"Serpent power" is an expression referring to Kundalini (Skt. for coiled one,) a type of energy that is traditionally thought of as lying coiled at the base of the spine. In diagrams of the subtle body, it is depicted as a serpent or snake.
J. F. shares [Kagyu email list, Jan. 2001] the experience of a kundalini awakening while training with a Hindu guru in the early 1980's:
1. Definite opening/awakening occurred . . . how "asleep" we all are . . . that level of
experience was like literally waking up from a dream.
All of the above are just words, though. Every time I have tried to put into words the understandings that arose, words fail me, but the understanding is there and fuels my fire!
Key word is "awaken". . . nothing was really added, blocks were removed and the inherent wisdom was exposed for a time. This happened to quite a few people around him, but the episode would end, the obscurations would take over . . . I could literally see them "cloud over" the radiance towards the end . . . and the homework would begin, daily practices, lots of "mind training" and a "gradual path" start, something few had the patience or dedication for.

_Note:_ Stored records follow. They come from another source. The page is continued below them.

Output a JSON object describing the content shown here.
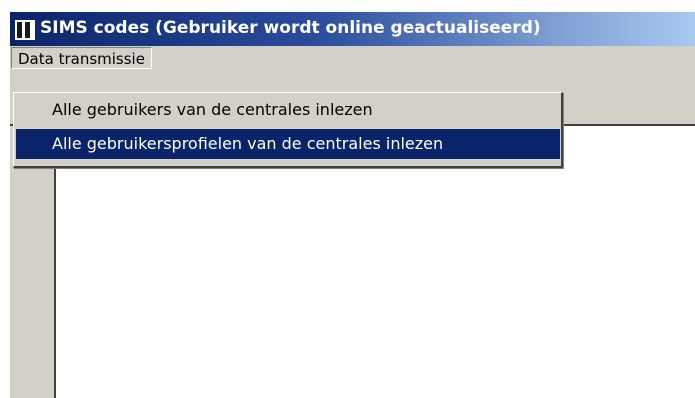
{
  "window": {
    "title": "SIMS codes (Gebruiker wordt online geactualiseerd)"
  },
  "menubar": {
    "items": [
      {
        "label": "Data transmissie"
      }
    ]
  },
  "dropdown": {
    "items": [
      {
        "label": "Alle gebruikers van de centrales inlezen",
        "selected": false
      },
      {
        "label": "Alle gebruikersprofielen van de centrales inlezen",
        "selected": true
      }
    ]
  },
  "colors": {
    "titlebar_start": "#0a246a",
    "titlebar_end": "#a6caf0",
    "selection": "#0a246a",
    "window_face": "#d4d0c8"
  },
  "icons": {
    "app": "app-icon"
  }
}
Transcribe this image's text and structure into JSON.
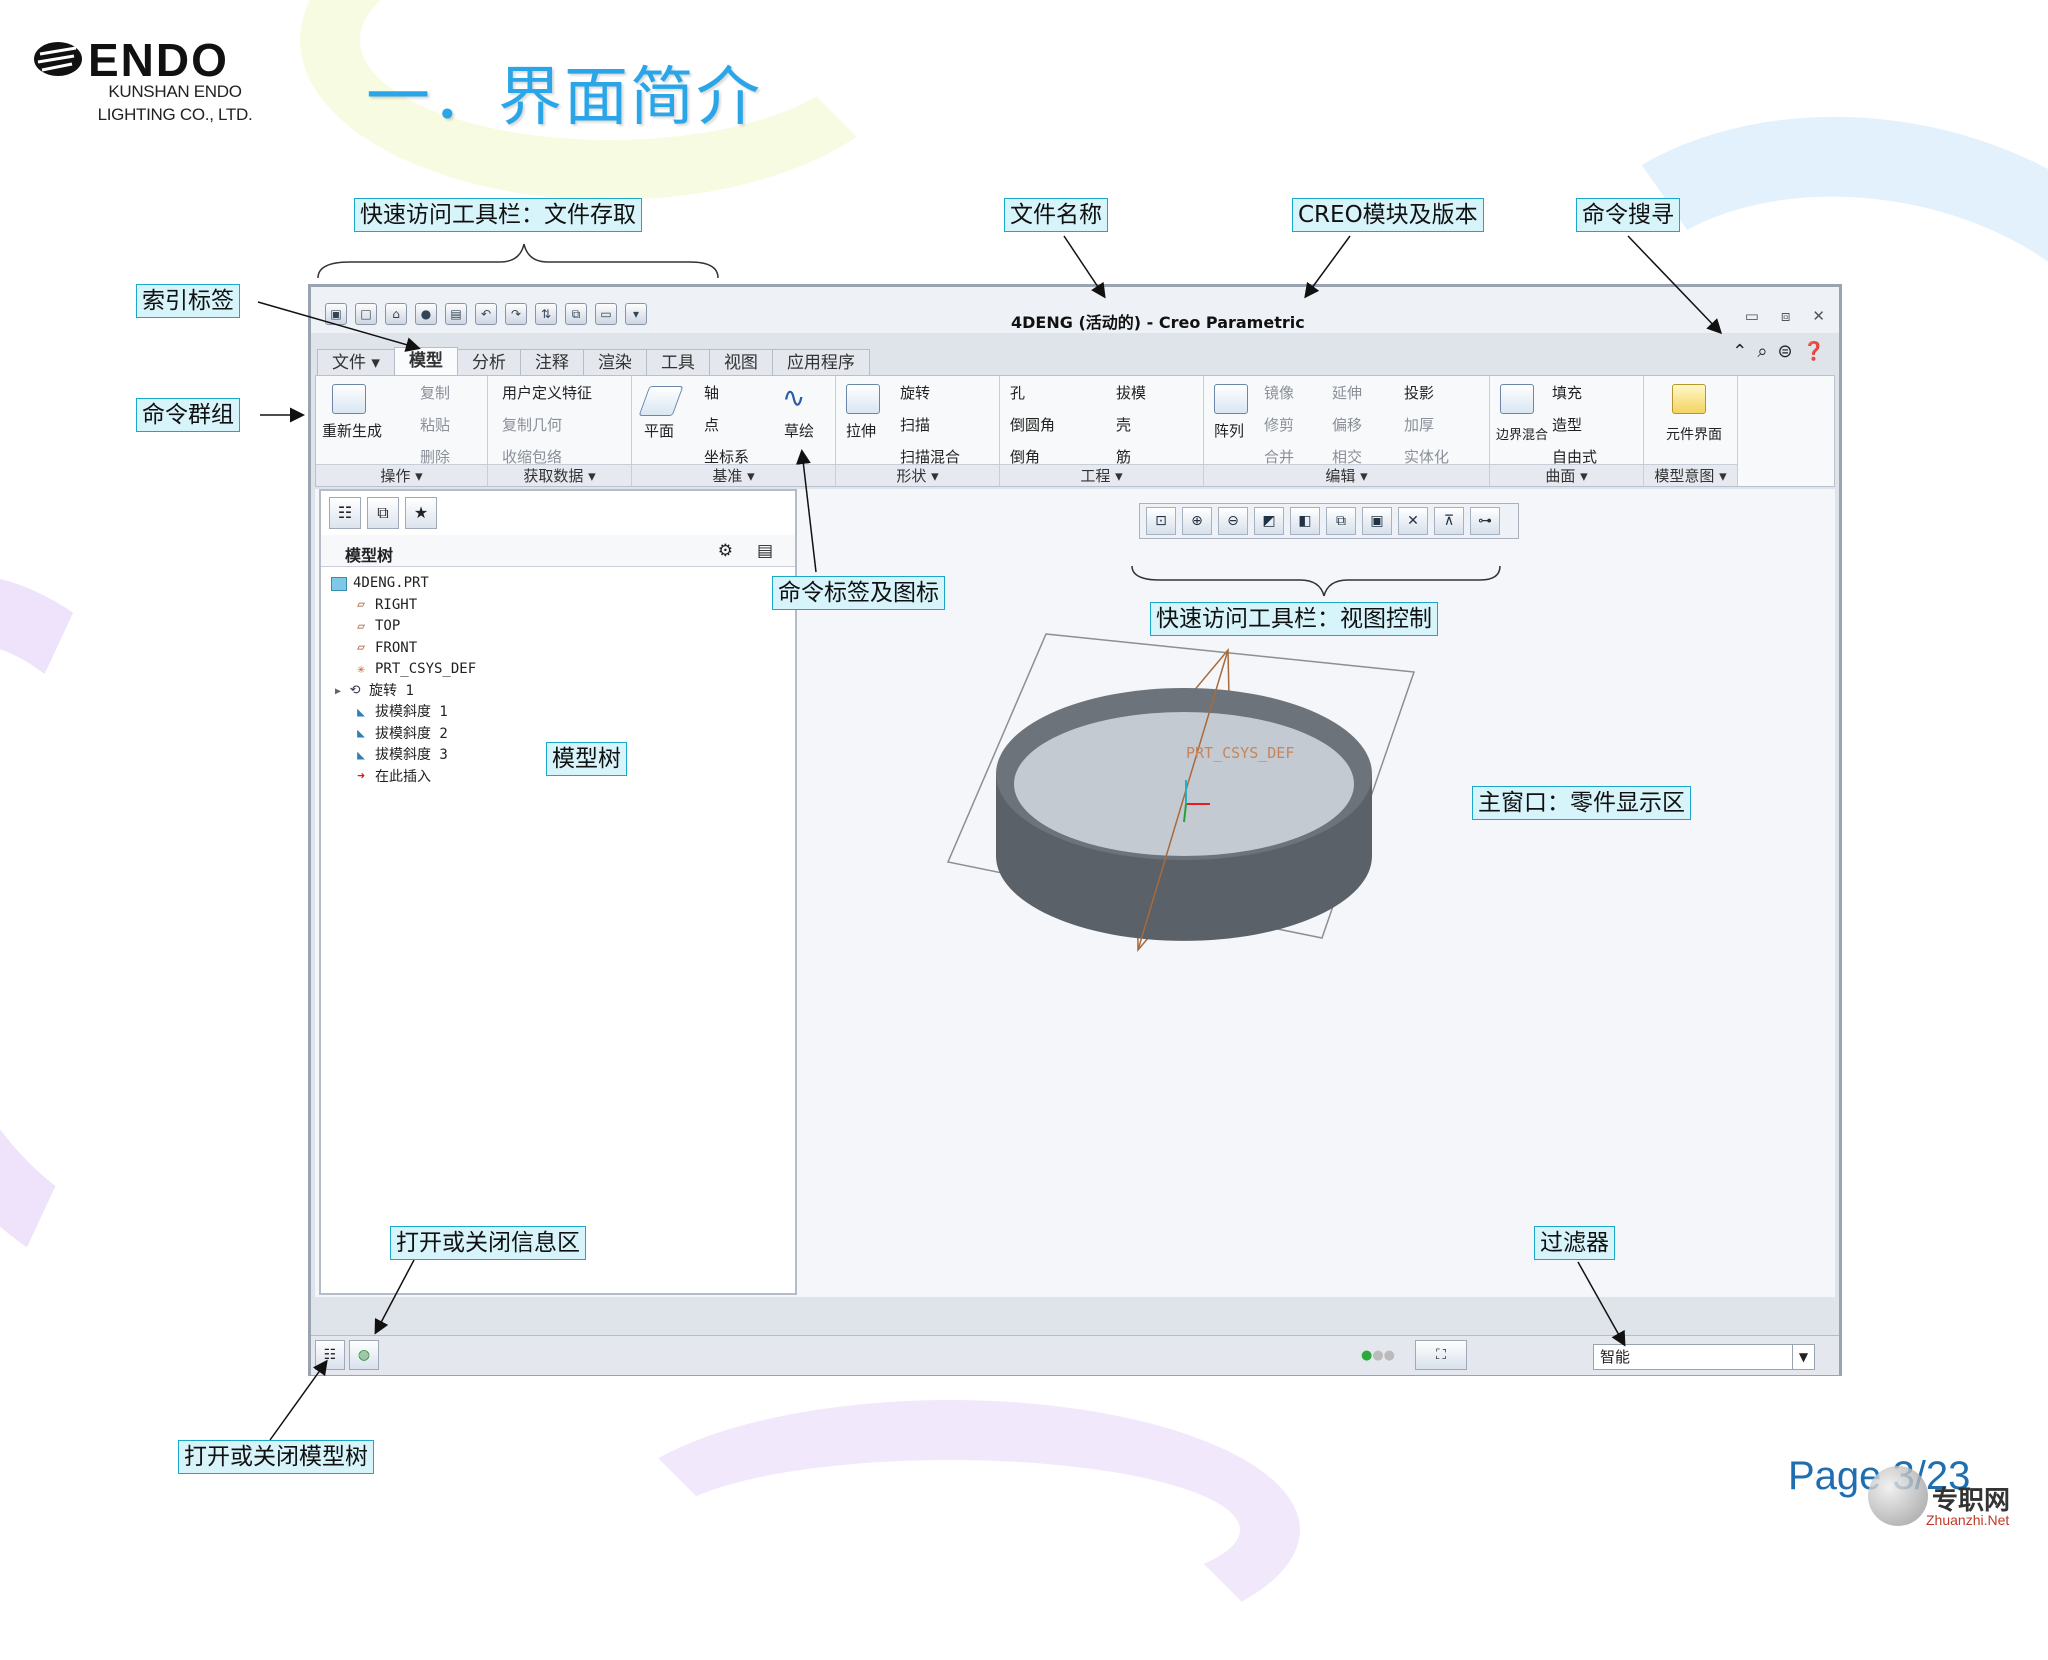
{
  "header": {
    "logo_text": "ENDO",
    "company_line1": "KUNSHAN ENDO",
    "company_line2": "LIGHTING CO., LTD.",
    "slide_title": "一．界面简介"
  },
  "callouts": {
    "quick_access_file": "快速访问工具栏：文件存取",
    "file_name": "文件名称",
    "creo_module": "CREO模块及版本",
    "command_search": "命令搜寻",
    "index_tab": "索引标签",
    "command_group": "命令群组",
    "command_tab_icon": "命令标签及图标",
    "quick_access_view": "快速访问工具栏：视图控制",
    "model_tree": "模型树",
    "main_window": "主窗口：零件显示区",
    "toggle_info": "打开或关闭信息区",
    "filter": "过滤器",
    "toggle_tree": "打开或关闭模型树"
  },
  "window": {
    "title": "4DENG (活动的) - Creo Parametric",
    "tabs": [
      "文件 ▾",
      "模型",
      "分析",
      "注释",
      "渲染",
      "工具",
      "视图",
      "应用程序"
    ],
    "ribbon": {
      "operations": {
        "regen": "重新生成",
        "copy": "复制",
        "paste": "粘贴",
        "delete": "删除",
        "footer": "操作 ▾"
      },
      "get_data": {
        "udf": "用户定义特征",
        "copy_geom": "复制几何",
        "shrinkwrap": "收缩包络",
        "footer": "获取数据 ▾"
      },
      "datum": {
        "plane": "平面",
        "axis": "轴",
        "point": "点",
        "csys": "坐标系",
        "sketch": "草绘",
        "footer": "基准 ▾"
      },
      "shapes": {
        "extrude": "拉伸",
        "revolve": "旋转",
        "sweep": "扫描",
        "swept_blend": "扫描混合",
        "footer": "形状 ▾"
      },
      "engineering": {
        "hole": "孔",
        "round": "倒圆角",
        "chamfer": "倒角",
        "draft": "拔模",
        "shell": "壳",
        "rib": "筋",
        "footer": "工程 ▾"
      },
      "editing": {
        "pattern": "阵列",
        "mirror": "镜像",
        "extend": "延伸",
        "project": "投影",
        "trim": "修剪",
        "offset": "偏移",
        "thicken": "加厚",
        "merge": "合并",
        "intersect": "相交",
        "solidify": "实体化",
        "footer": "编辑 ▾"
      },
      "surfaces": {
        "boundary_blend": "边界混合",
        "fill": "填充",
        "style": "造型",
        "freestyle": "自由式",
        "footer": "曲面 ▾"
      },
      "model_intent": {
        "component_interface": "元件界面",
        "footer": "模型意图 ▾"
      }
    },
    "model_tree": {
      "title": "模型树",
      "items": [
        "4DENG.PRT",
        "RIGHT",
        "TOP",
        "FRONT",
        "PRT_CSYS_DEF",
        "旋转 1",
        "拔模斜度 1",
        "拔模斜度 2",
        "拔模斜度 3",
        "在此插入"
      ]
    },
    "csys_label": "PRT_CSYS_DEF",
    "filter_value": "智能"
  },
  "footer": {
    "page": "Page 3/23",
    "watermark": "专职网",
    "watermark_url": "Zhuanzhi.Net"
  },
  "colors": {
    "title_blue": "#2aa6e8",
    "callout_bg": "#d7f4fb",
    "callout_border": "#1aa7c9",
    "part_gray": "#5b6168",
    "part_top": "#c4cad2"
  }
}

So . . . it was a wonderful experience, truly pivotal in my life, but would have come to naught without the homework . . . one of the aspect of Tibetan Buddhism that attracted me was the willingness of the students to get down into the nitty-gritty hard work. That and the incredible inner science passed guru to disciple for hundreds of years.
Since then I have read about a lot of similar incidences in many traditions, mostly eastern . . . the Tibetans obviously have access to such siddhis, I've read numerous descriptions of such. [For example, in] The Life of Milarepa by Rechungpa, after such an episode near the end of his life Milarepa admonishes his followers:
[Milarepa] seemed from the stories to certainly have the ability to "light up" his disciples on occasion . . . give them a "taste," so to speak.
Unfortunately the Hindu adepts at this seem to be content to engender a sort of addiction to the experience, in that tradition there was certainly a tendency to "go for the bliss." Still, for me it is nice to know without a doubt that we are, indeed "pure light masquerading as flesh and bone."
Lama Yeshe, who was among the first to introduce Westerners to Tibetan Buddhism, did not shy away from the use of the term kundalini in The Bliss of Inner Fire (Wisdom Publications, 1998.) NB. The book is about the commentary by Je Tsongkapa on the Six Yogas of Naropa.